2 thoughts on “Yellow Dust”
Hey I just came across your blog randomly, you’re writing is very good and meaningful (if not a bit depressing. It seems to be your outlet for negative energy, it can be for me too a lot of the time.
For a while I was really annoyed with Korean English pronunciation too, until I heard my New Zealander friend say the word “body”. It sounded much closer to how I would pronounce the word buddy. I wouldn’t think to try and tell him that his pronunciation was wrong, and it made me appreciate the fact that there is no one “right” pronunciation of English.

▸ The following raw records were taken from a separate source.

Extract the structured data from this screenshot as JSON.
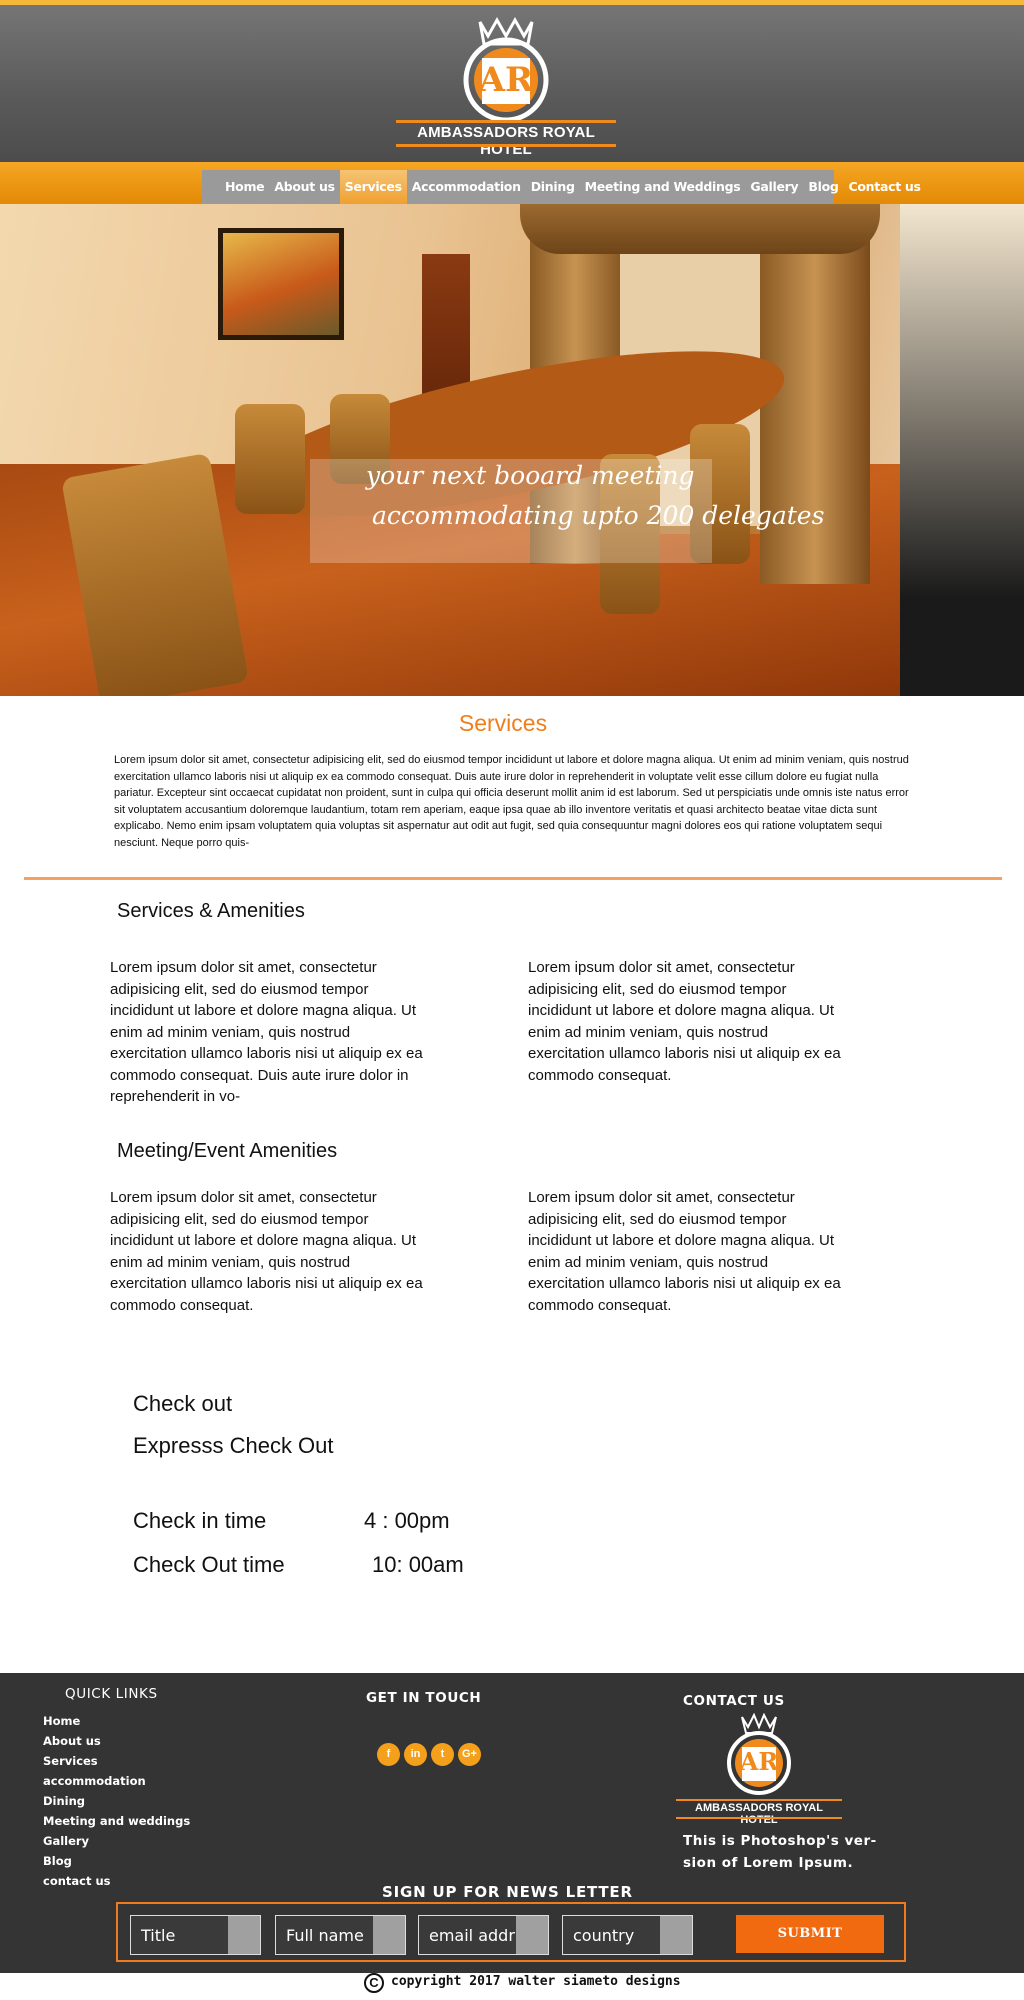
{
  "header": {
    "brand": "AMBASSADORS ROYAL HOTEL",
    "logo_monogram": "AR"
  },
  "nav": {
    "items": [
      "Home",
      "About us",
      "Services",
      "Accommodation",
      "Dining",
      "Meeting and Weddings",
      "Gallery",
      "Blog",
      "Contact us"
    ],
    "active": "Services"
  },
  "hero": {
    "caption_line1": "your next booard meeting",
    "caption_line2": "accommodating upto 200 delegates"
  },
  "services": {
    "title": "Services",
    "intro": "Lorem ipsum dolor sit amet, consectetur adipisicing elit, sed do eiusmod tempor incididunt ut labore et dolore magna aliqua. Ut enim ad minim veniam, quis nostrud exercitation ullamco laboris nisi ut aliquip ex ea commodo consequat. Duis aute irure dolor in reprehenderit in voluptate velit esse cillum dolore eu fugiat nulla pariatur. Excepteur sint occaecat cupidatat non proident, sunt in culpa qui officia deserunt mollit anim id est laborum. Sed ut perspiciatis unde omnis iste natus error sit voluptatem accusantium doloremque laudantium, totam rem aperiam, eaque ipsa quae ab illo inventore veritatis et quasi architecto beatae vitae dicta sunt explicabo. Nemo enim ipsam voluptatem quia voluptas sit aspernatur aut odit aut fugit, sed quia consequuntur magni dolores eos qui ratione voluptatem sequi nesciunt. Neque porro quis-"
  },
  "amenities": {
    "heading": "Services & Amenities",
    "col1": "Lorem ipsum dolor sit amet, consectetur adipisicing elit, sed do eiusmod tempor incididunt ut labore et dolore magna aliqua. Ut enim ad minim veniam, quis nostrud exercitation ullamco laboris nisi ut aliquip ex ea commodo consequat. Duis aute irure dolor in reprehenderit in vo-",
    "col2": "Lorem ipsum dolor sit amet, consectetur adipisicing elit, sed do eiusmod tempor incididunt ut labore et dolore magna aliqua. Ut enim ad minim veniam, quis nostrud exercitation ullamco laboris nisi ut aliquip ex ea commodo consequat."
  },
  "meeting": {
    "heading": "Meeting/Event Amenities",
    "col1": "Lorem ipsum dolor sit amet, consectetur adipisicing elit, sed do eiusmod tempor incididunt ut labore et dolore magna aliqua. Ut enim ad minim veniam, quis nostrud exercitation ullamco laboris nisi ut aliquip ex ea commodo consequat.",
    "col2": "Lorem ipsum dolor sit amet, consectetur adipisicing elit, sed do eiusmod tempor incididunt ut labore et dolore magna aliqua. Ut enim ad minim veniam, quis nostrud exercitation ullamco laboris nisi ut aliquip ex ea commodo consequat."
  },
  "checkout": {
    "title": "Check out",
    "express": "Expresss Check Out",
    "checkin_label": "Check in time",
    "checkin_time": "4 : 00pm",
    "checkout_label": "Check Out  time",
    "checkout_time": "10: 00am"
  },
  "footer": {
    "quick_links_heading": "QUICK LINKS",
    "quick_links": [
      "Home",
      "About us",
      "Services",
      "accommodation",
      "Dining",
      "Meeting and weddings",
      "Gallery",
      "Blog",
      "contact us"
    ],
    "get_in_touch": "GET IN TOUCH",
    "social": [
      {
        "icon": "facebook-icon",
        "glyph": "f"
      },
      {
        "icon": "linkedin-icon",
        "glyph": "in"
      },
      {
        "icon": "twitter-icon",
        "glyph": "t"
      },
      {
        "icon": "google-plus-icon",
        "glyph": "G+"
      }
    ],
    "contact_heading": "CONTACT US",
    "logo_text": "AMBASSADORS ROYAL HOTEL",
    "logo_monogram": "AR",
    "description": "This is Photoshop's ver- sion  of Lorem Ipsum.",
    "newsletter_heading": "SIGN UP FOR NEWS LETTER",
    "fields": [
      "Title",
      "Full name",
      "email addr",
      "country"
    ],
    "submit": "SUBMIT",
    "copyright_symbol": "C",
    "copyright": "copyright 2017  walter siameto designs"
  },
  "colors": {
    "accent": "#f07e1a",
    "nav_bar": "#f5a623",
    "footer_bg": "#343434",
    "submit": "#f26a10"
  }
}
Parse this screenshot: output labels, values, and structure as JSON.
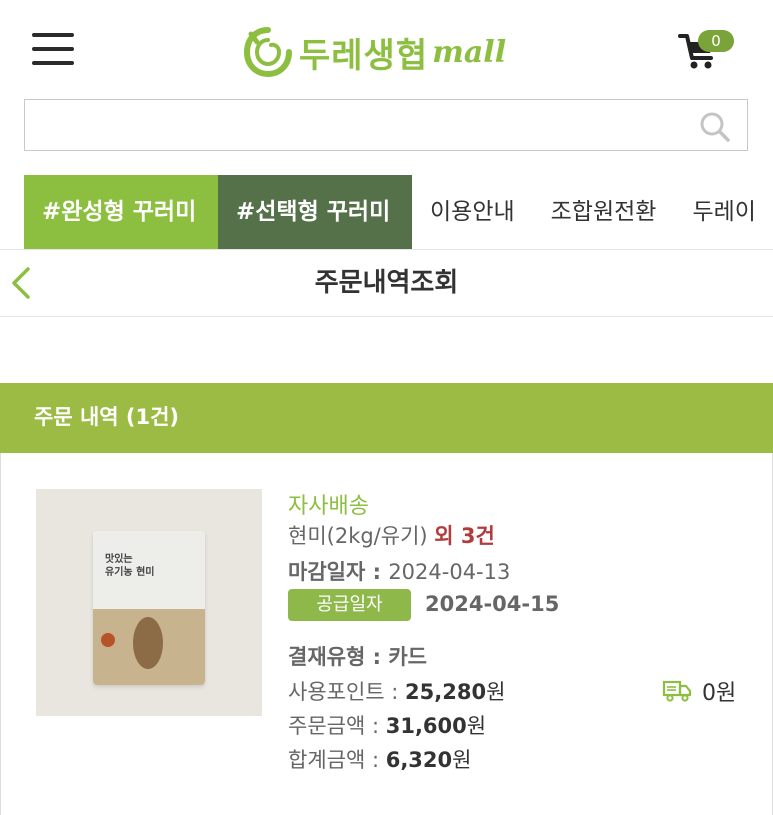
{
  "header": {
    "logo_text": "두레생협",
    "logo_mall": "mall",
    "cart_count": "0"
  },
  "search": {
    "placeholder": ""
  },
  "tabs": [
    {
      "label": "#완성형 꾸러미"
    },
    {
      "label": "#선택형 꾸러미"
    },
    {
      "label": "이용안내"
    },
    {
      "label": "조합원전환"
    },
    {
      "label": "두레이"
    }
  ],
  "page": {
    "title": "주문내역조회"
  },
  "order_section": {
    "title": "주문 내역 (1건)"
  },
  "order": {
    "delivery_type": "자사배송",
    "product_name": "현미(2kg/유기)",
    "more_items": "외 3건",
    "deadline_label": "마감일자 : ",
    "deadline_date": "2024-04-13",
    "supply_label": "공급일자",
    "supply_date": "2024-04-15",
    "pay_type_label": "결재유형 : ",
    "pay_type": "카드",
    "points_label": "사용포인트 : ",
    "points_value": "25,280",
    "order_amount_label": "주문금액 : ",
    "order_amount_value": "31,600",
    "total_label": "합계금액 : ",
    "total_value": "6,320",
    "currency": "원",
    "shipping_fee": "0원"
  },
  "product_image": {
    "bag_label_line1": "맛있는",
    "bag_label_line2": "유기농 현미"
  },
  "colors": {
    "brand_green": "#8cbf3f",
    "dark_green_tab": "#54714a",
    "section_bar": "#9bbb45",
    "accent_red": "#b23c3c"
  }
}
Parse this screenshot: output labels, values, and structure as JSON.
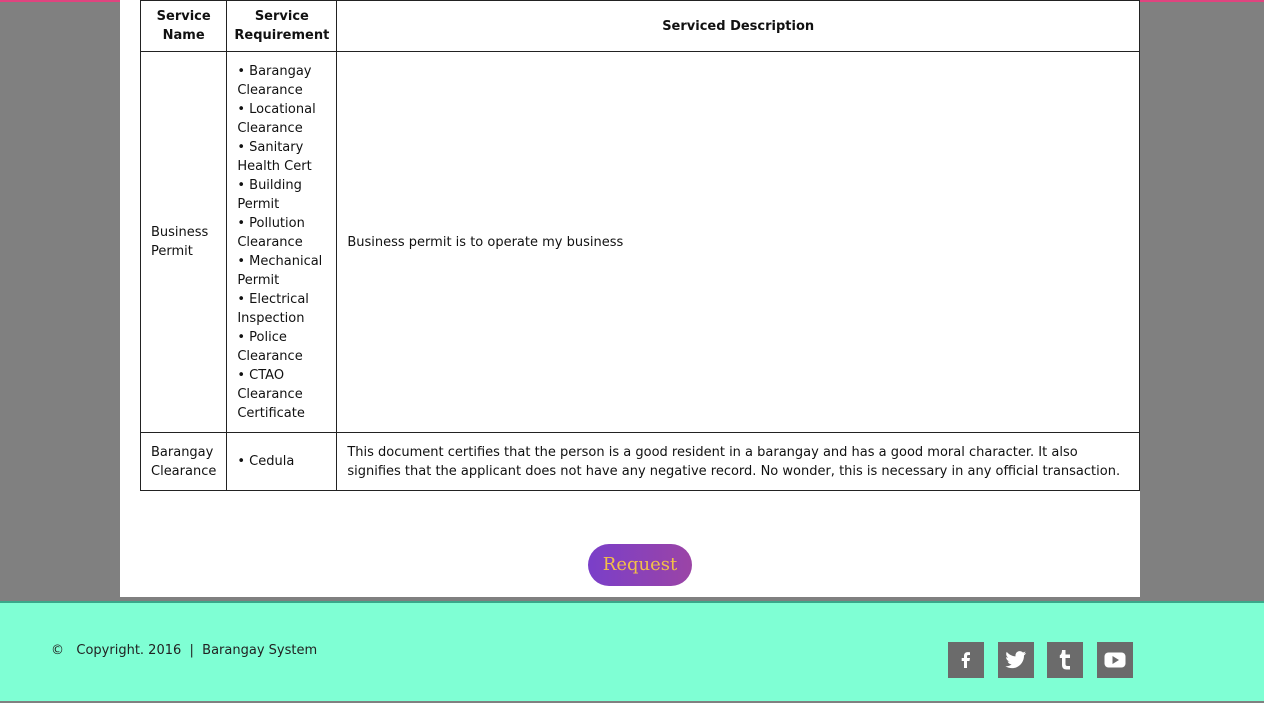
{
  "table": {
    "headers": {
      "name": "Service Name",
      "requirement": "Service Requirement",
      "description": "Serviced Description"
    },
    "rows": [
      {
        "name": "Business Permit",
        "requirements": [
          "• Barangay Clearance",
          "• Locational Clearance",
          "• Sanitary Health Cert",
          "• Building Permit",
          "• Pollution Clearance",
          "• Mechanical Permit",
          "• Electrical Inspection",
          "• Police Clearance",
          "• CTAO Clearance Certificate"
        ],
        "description": "Business permit is to operate my business"
      },
      {
        "name": "Barangay Clearance",
        "requirements": [
          "• Cedula"
        ],
        "description": "This document certifies that the person is a good resident in a barangay and has a good moral character. It also signifies that the applicant does not have any negative record. No wonder, this is necessary in any official transaction."
      }
    ]
  },
  "request_button": {
    "label": "Request"
  },
  "footer": {
    "copyright": "©   Copyright. 2016  |  Barangay System",
    "social": [
      "facebook-icon",
      "twitter-icon",
      "tumblr-icon",
      "youtube-icon"
    ]
  },
  "colors": {
    "backdrop": "#808080",
    "footer_bg": "#7fffd4",
    "button_gradient_start": "#7a3fc9",
    "button_gradient_end": "#9b44a6",
    "button_text": "#f2bf48",
    "social_bg": "#6b6b6b"
  }
}
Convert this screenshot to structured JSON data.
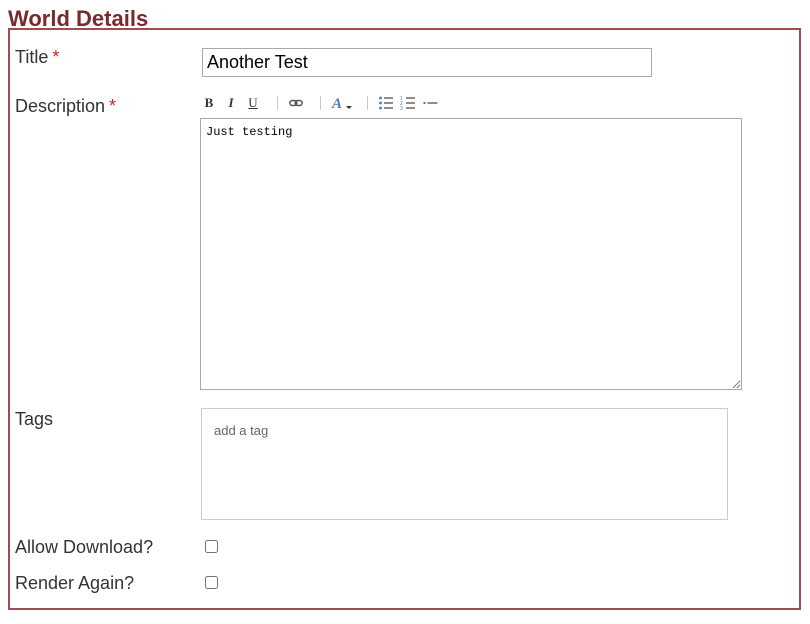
{
  "page": {
    "heading": "World Details"
  },
  "form": {
    "title": {
      "label": "Title",
      "required_marker": "*",
      "value": "Another Test"
    },
    "description": {
      "label": "Description",
      "required_marker": "*",
      "value": "Just testing",
      "toolbar": {
        "bold": "B",
        "italic": "I",
        "underline": "U",
        "tools": [
          "bold",
          "italic",
          "underline",
          "link-icon",
          "font-color-icon",
          "bulleted-list-icon",
          "numbered-list-icon",
          "horizontal-rule-icon"
        ]
      }
    },
    "tags": {
      "label": "Tags",
      "placeholder": "add a tag"
    },
    "allow_download": {
      "label": "Allow Download?",
      "checked": false
    },
    "render_again": {
      "label": "Render Again?",
      "checked": false
    }
  },
  "colors": {
    "heading": "#7a2a2a",
    "panel_border": "#a44a4e",
    "required_marker": "#cc2222",
    "font_color_icon": "#4a7ab8"
  }
}
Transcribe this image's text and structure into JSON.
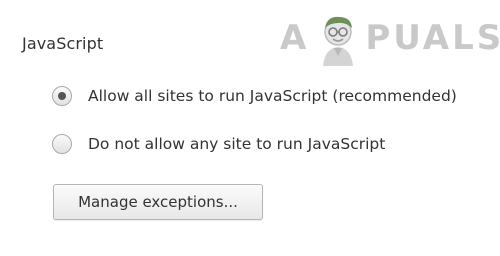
{
  "section": {
    "title": "JavaScript"
  },
  "options": [
    {
      "label": "Allow all sites to run JavaScript (recommended)",
      "checked": true
    },
    {
      "label": "Do not allow any site to run JavaScript",
      "checked": false
    }
  ],
  "manage_button": {
    "label": "Manage exceptions..."
  },
  "watermark": {
    "text_left": "A",
    "text_right": "PUALS",
    "icon": "appuals-mascot-icon"
  }
}
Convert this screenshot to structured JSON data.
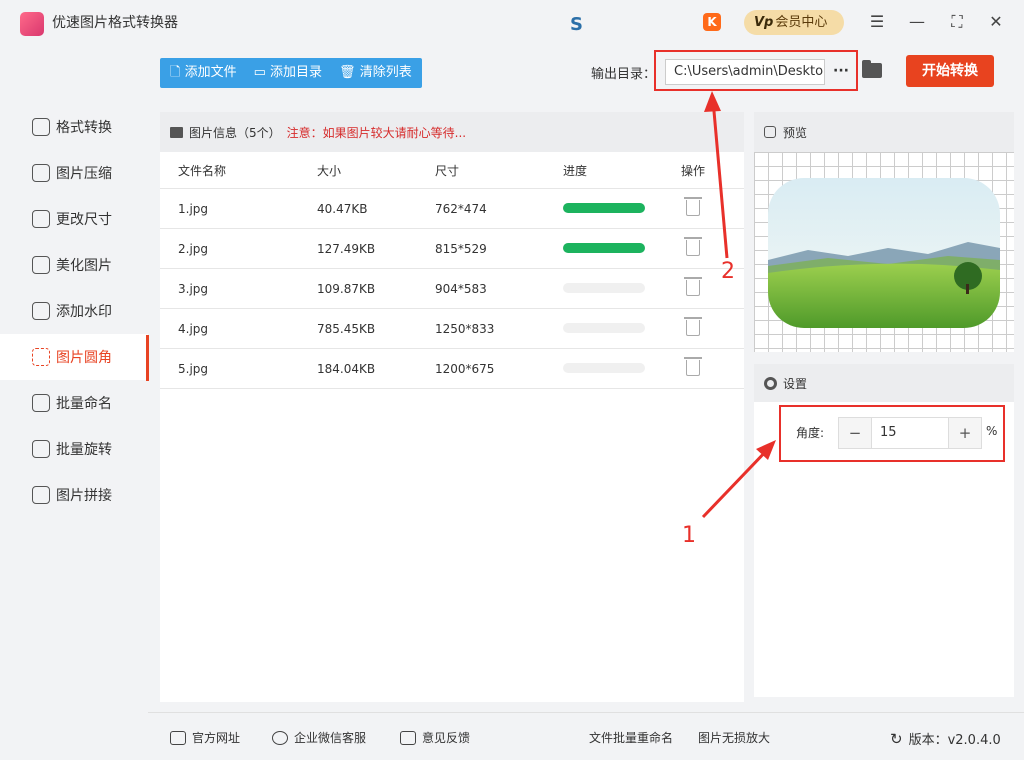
{
  "app": {
    "title": "优速图片格式转换器"
  },
  "titlebar": {
    "vip_label": "会员中心",
    "vip_badge": "Vp",
    "k_badge": "K"
  },
  "sidebar": {
    "items": [
      {
        "label": "格式转换",
        "icon": "format-convert-icon"
      },
      {
        "label": "图片压缩",
        "icon": "compress-icon"
      },
      {
        "label": "更改尺寸",
        "icon": "resize-icon"
      },
      {
        "label": "美化图片",
        "icon": "beautify-icon"
      },
      {
        "label": "添加水印",
        "icon": "watermark-icon"
      },
      {
        "label": "图片圆角",
        "icon": "rounded-corner-icon",
        "active": true
      },
      {
        "label": "批量命名",
        "icon": "rename-icon"
      },
      {
        "label": "批量旋转",
        "icon": "rotate-icon"
      },
      {
        "label": "图片拼接",
        "icon": "stitch-icon"
      }
    ]
  },
  "toolbar": {
    "add_file": "添加文件",
    "add_dir": "添加目录",
    "clear_list": "清除列表",
    "output_label": "输出目录：",
    "output_path": "C:\\Users\\admin\\Desktop",
    "more": "···",
    "start": "开始转换"
  },
  "file_panel": {
    "title": "图片信息（5个）",
    "warning": "注意：如果图片较大请耐心等待...",
    "columns": [
      "文件名称",
      "大小",
      "尺寸",
      "进度",
      "操作"
    ],
    "rows": [
      {
        "name": "1.jpg",
        "size": "40.47KB",
        "dim": "762*474",
        "progress": 1.0
      },
      {
        "name": "2.jpg",
        "size": "127.49KB",
        "dim": "815*529",
        "progress": 1.0
      },
      {
        "name": "3.jpg",
        "size": "109.87KB",
        "dim": "904*583",
        "progress": 0
      },
      {
        "name": "4.jpg",
        "size": "785.45KB",
        "dim": "1250*833",
        "progress": 0
      },
      {
        "name": "5.jpg",
        "size": "184.04KB",
        "dim": "1200*675",
        "progress": 0
      }
    ]
  },
  "preview": {
    "title": "预览"
  },
  "settings": {
    "title": "设置",
    "angle_label": "角度:",
    "angle_value": "15",
    "unit": "%",
    "minus": "−",
    "plus": "+"
  },
  "annotations": {
    "one": "1",
    "two": "2"
  },
  "footer": {
    "site": "官方网址",
    "wechat": "企业微信客服",
    "feedback": "意见反馈",
    "rename": "文件批量重命名",
    "enlarge": "图片无损放大",
    "version": "版本：v2.0.4.0"
  },
  "colors": {
    "accent": "#e84323",
    "toolbar_blue": "#3aa0e6",
    "progress_green": "#1cb35e",
    "annotation_red": "#e8302a"
  }
}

To clarify, I do not criticize different dialects of English. I merely give them tips on how to be perceived as speaking with a higher level of English. Nor am I annoyed by it at all. In one example today, I even commented to the students that their way of saying one sentence was prettier than English. English tends to be very harsh. If I were Korean, I would naturally want to Konglish it as well.
Their problems with pronunciation of English are not about right and wrong dialects or colloquial usage, which I would not criticize. Their problems are in the transferring of their Korean phonics to English phonics.
Helping them recognize how to deal with consonants followed by consonants without adding vowel sounds that don’t exist is critical for them to be taken seriously by native English speakers from any region of the world. And the whole reason they are tortured to learn English is to be able to survive study abroad and to improve Korean commerce. ADDED: and to satisfy the President’s strange mandate that Korea become an English speaking country, and because the ability to speak English has effectively replaced the civil servant’s exam in Korean-style Confuscian earned respect.
They also have problems adding “s” where it is needed. It will take me a good year to figure out where the common patterns of phonics overlay occur, but they are there, and these are just a few that I have heard in the past two weeks. Then there is the problem of there not being two distinct sounds for the letters “r” and “l”, “g” and “k”, and (there were some more – but it’s almost 2 am here)
Anyway, these are systemic problems – and it can be pointed out, taught, and improved in a systematic way that is not rife with personal predjudice.
This year I am catching and responding off the cuff. Next year I will really be able to deliver something very clean and hopefully very systematic.